::: The data

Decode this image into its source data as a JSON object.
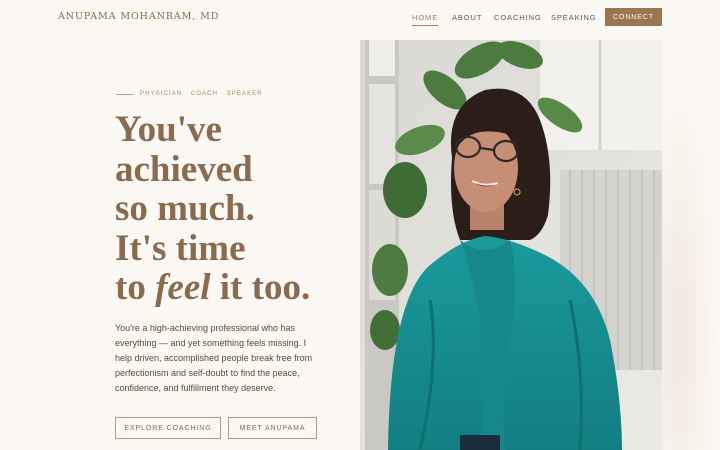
{
  "brand": "ANUPAMA MOHANRAM, MD",
  "nav": {
    "items": [
      "HOME",
      "ABOUT",
      "COACHING",
      "SPEAKING"
    ],
    "active": "HOME",
    "cta": "CONNECT"
  },
  "hero": {
    "eyebrow": "PHYSICIAN · COACH · SPEAKER",
    "headline": {
      "line1": "You've",
      "line2": "achieved",
      "line3": "so much.",
      "line4": "It's time",
      "line5_pre": "to ",
      "line5_em": "feel",
      "line5_post": " it too."
    },
    "body": "You're a high-achieving professional who has everything — and yet something feels missing. I help driven, accomplished people break free from perfectionism and self-doubt to find the peace, confidence, and fulfillment they deserve.",
    "buttons": {
      "primary": "EXPLORE COACHING",
      "secondary": "MEET ANUPAMA"
    }
  },
  "colors": {
    "background": "#fcf8f3",
    "accent": "#9c7551",
    "headline": "#8a6b4e",
    "text": "#5b4a3b"
  }
}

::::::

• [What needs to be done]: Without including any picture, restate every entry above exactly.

• [Your response]:
Decode this image into its source data as a JSON object.
{
  "brand": "ANUPAMA MOHANRAM, MD",
  "nav": {
    "items": [
      "HOME",
      "ABOUT",
      "COACHING",
      "SPEAKING"
    ],
    "active": "HOME",
    "cta": "CONNECT"
  },
  "hero": {
    "eyebrow": "PHYSICIAN · COACH · SPEAKER",
    "headline": {
      "line1": "You've",
      "line2": "achieved",
      "line3": "so much.",
      "line4": "It's time",
      "line5_pre": "to ",
      "line5_em": "feel",
      "line5_post": " it too."
    },
    "body": "You're a high-achieving professional who has everything — and yet something feels missing. I help driven, accomplished people break free from perfectionism and self-doubt to find the peace, confidence, and fulfillment they deserve.",
    "buttons": {
      "primary": "EXPLORE COACHING",
      "secondary": "MEET ANUPAMA"
    }
  },
  "colors": {
    "background": "#fcf8f3",
    "accent": "#9c7551",
    "headline": "#8a6b4e",
    "text": "#5b4a3b"
  }
}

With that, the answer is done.